_Your instructions_
Filter the listing below for "windows" and report every line that has it.

====

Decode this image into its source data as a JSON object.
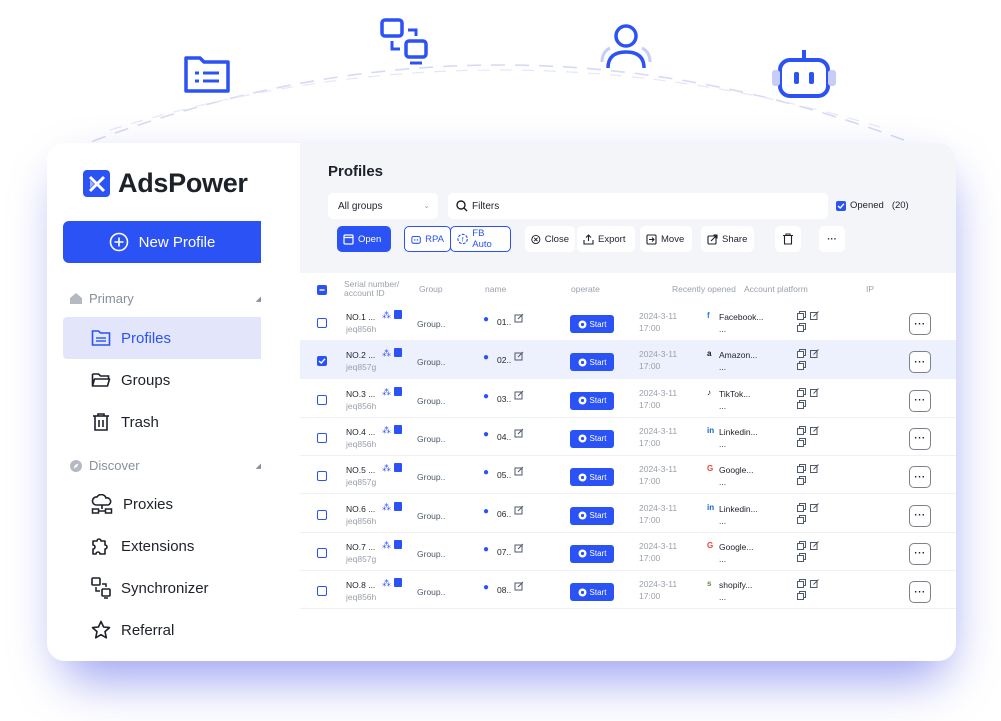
{
  "brand": {
    "name": "AdsPower",
    "color": "#2b52f5"
  },
  "top_icons": [
    "folder-list-icon",
    "sync-windows-icon",
    "user-icon",
    "robot-icon"
  ],
  "sidebar": {
    "new_profile": "New Profile",
    "sections": [
      {
        "label": "Primary",
        "icon": "home-icon"
      },
      {
        "label": "Discover",
        "icon": "compass-icon"
      }
    ],
    "primary_items": [
      {
        "label": "Profiles",
        "icon": "folder-icon",
        "active": true
      },
      {
        "label": "Groups",
        "icon": "open-folder-icon"
      },
      {
        "label": "Trash",
        "icon": "trash-icon"
      }
    ],
    "discover_items": [
      {
        "label": "Proxies",
        "icon": "cloud-network-icon"
      },
      {
        "label": "Extensions",
        "icon": "puzzle-icon"
      },
      {
        "label": "Synchronizer",
        "icon": "sync-windows-icon"
      },
      {
        "label": "Referral",
        "icon": "star-icon"
      }
    ]
  },
  "main": {
    "title": "Profiles",
    "group_select": "All groups",
    "filters_placeholder": "Filters",
    "opened_label": "Opened",
    "opened_count": "(20)",
    "toolbar": {
      "open": "Open",
      "rpa": "RPA",
      "fb_auto": "FB Auto",
      "close": "Close",
      "export": "Export",
      "move": "Move",
      "share": "Share",
      "more": "···"
    }
  },
  "table": {
    "headers": {
      "serial": "Serial number/\naccount ID",
      "group": "Group",
      "name": "name",
      "operate": "operate",
      "recent": "Recently opened",
      "platform": "Account platform",
      "ip": "IP"
    },
    "start_label": "Start",
    "more_label": "···",
    "rows": [
      {
        "no": "NO.1 ...",
        "id": "jeq856h",
        "group": "Group..",
        "name": "01..",
        "date": "2024-3-11",
        "time": "17:00",
        "platform": "Facebook...",
        "platform_icon": "f",
        "platform_color": "#1877f2",
        "selected": false
      },
      {
        "no": "NO.2 ...",
        "id": "jeq857g",
        "group": "Group..",
        "name": "02..",
        "date": "2024-3-11",
        "time": "17:00",
        "platform": "Amazon...",
        "platform_icon": "a",
        "platform_color": "#111111",
        "selected": true
      },
      {
        "no": "NO.3 ...",
        "id": "jeq856h",
        "group": "Group..",
        "name": "03..",
        "date": "2024-3-11",
        "time": "17:00",
        "platform": "TikTok...",
        "platform_icon": "♪",
        "platform_color": "#111111",
        "selected": false
      },
      {
        "no": "NO.4 ...",
        "id": "jeq856h",
        "group": "Group..",
        "name": "04..",
        "date": "2024-3-11",
        "time": "17:00",
        "platform": "Linkedin...",
        "platform_icon": "in",
        "platform_color": "#0a66c2",
        "selected": false
      },
      {
        "no": "NO.5 ...",
        "id": "jeq857g",
        "group": "Group..",
        "name": "05..",
        "date": "2024-3-11",
        "time": "17:00",
        "platform": "Google...",
        "platform_icon": "G",
        "platform_color": "#ea4335",
        "selected": false
      },
      {
        "no": "NO.6 ...",
        "id": "jeq856h",
        "group": "Group..",
        "name": "06..",
        "date": "2024-3-11",
        "time": "17:00",
        "platform": "Linkedin...",
        "platform_icon": "in",
        "platform_color": "#0a66c2",
        "selected": false
      },
      {
        "no": "NO.7 ...",
        "id": "jeq857g",
        "group": "Group..",
        "name": "07..",
        "date": "2024-3-11",
        "time": "17:00",
        "platform": "Google...",
        "platform_icon": "G",
        "platform_color": "#ea4335",
        "selected": false
      },
      {
        "no": "NO.8 ...",
        "id": "jeq856h",
        "group": "Group..",
        "name": "08..",
        "date": "2024-3-11",
        "time": "17:00",
        "platform": "shopify...",
        "platform_icon": "s",
        "platform_color": "#5e8e3e",
        "selected": false
      }
    ]
  }
}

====

_Result for this exercise_
    "sync-windows-icon",
        "icon": "sync-windows-icon"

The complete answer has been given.